= Beginning of Section =

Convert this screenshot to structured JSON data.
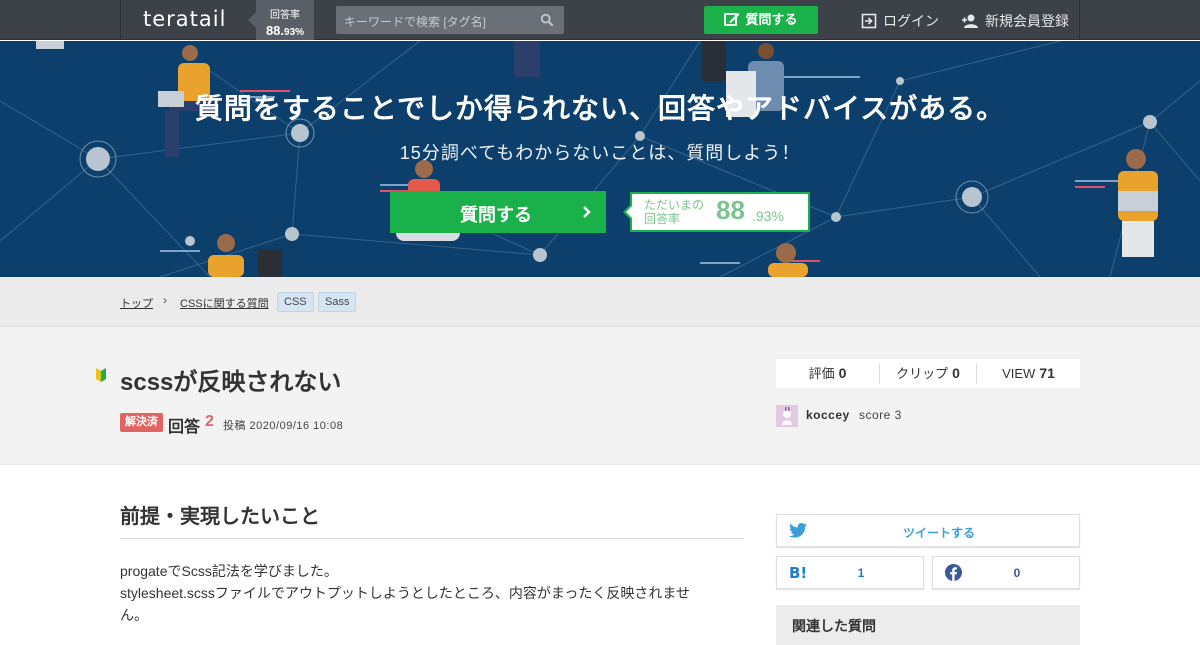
{
  "header": {
    "logo": "teratail",
    "rate_label": "回答率",
    "rate_int": "88.",
    "rate_dec": "93%",
    "search_placeholder": "キーワードで検索 [タグ名]",
    "ask_label": "質問する",
    "login_label": "ログイン",
    "signup_label": "新規会員登録"
  },
  "hero": {
    "title": "質問をすることでしか得られない、回答やアドバイスがある。",
    "subtitle": "15分調べてもわからないことは、質問しよう！",
    "ask_label": "質問する",
    "rate_label_line1": "ただいまの",
    "rate_label_line2": "回答率",
    "rate_int": "88",
    "rate_dec": ".93%"
  },
  "breadcrumb": {
    "items": [
      "トップ",
      "CSSに関する質問"
    ],
    "separator": "›",
    "tags": [
      "CSS",
      "Sass"
    ]
  },
  "question": {
    "title": "scssが反映されない",
    "status": "解決済",
    "answers_label": "回答",
    "answers_count": "2",
    "posted": "投稿 2020/09/16 10:08",
    "stats": {
      "rating_label": "評価",
      "rating_value": "0",
      "clip_label": "クリップ",
      "clip_value": "0",
      "view_label": "VIEW",
      "view_value": "71"
    },
    "user": {
      "name": "koccey",
      "score": "score 3"
    }
  },
  "content": {
    "section_title": "前提・実現したいこと",
    "lines": [
      "progateでScss記法を学びました。",
      "stylesheet.scssファイルでアウトプットしようとしたところ、内容がまったく反映されませ",
      "ん。"
    ]
  },
  "sidebar": {
    "tweet_label": "ツイートする",
    "hatena_count": "1",
    "facebook_count": "0",
    "related_title": "関連した質問"
  },
  "colors": {
    "header_bg": "#3d4148",
    "hero_bg": "#0c3f6b",
    "accent_green": "#1ab14a",
    "solved_red": "#e06464",
    "twitter_blue": "#3a9fd8",
    "facebook_blue": "#3b5998"
  }
}
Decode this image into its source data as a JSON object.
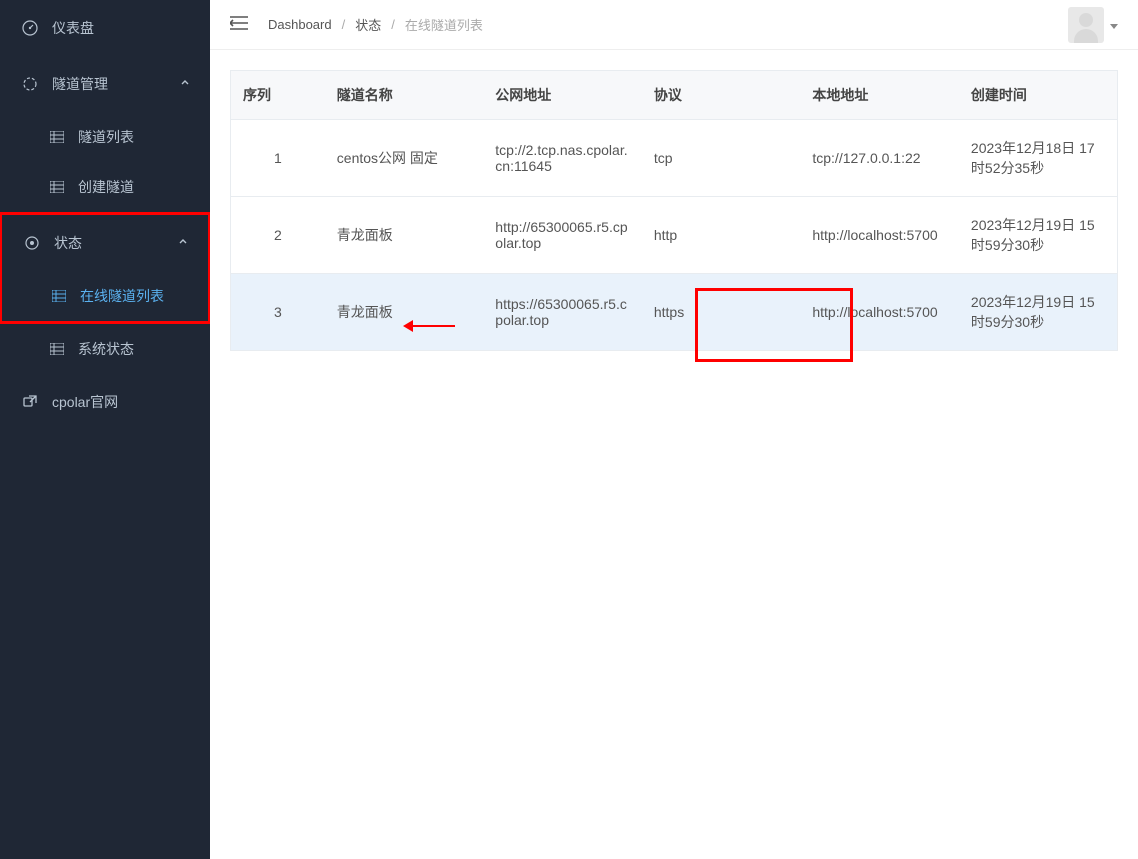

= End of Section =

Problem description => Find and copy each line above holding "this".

Task solution =>
Convert this screenshot to structured JSON data.
Decode this image into its source data as a JSON object.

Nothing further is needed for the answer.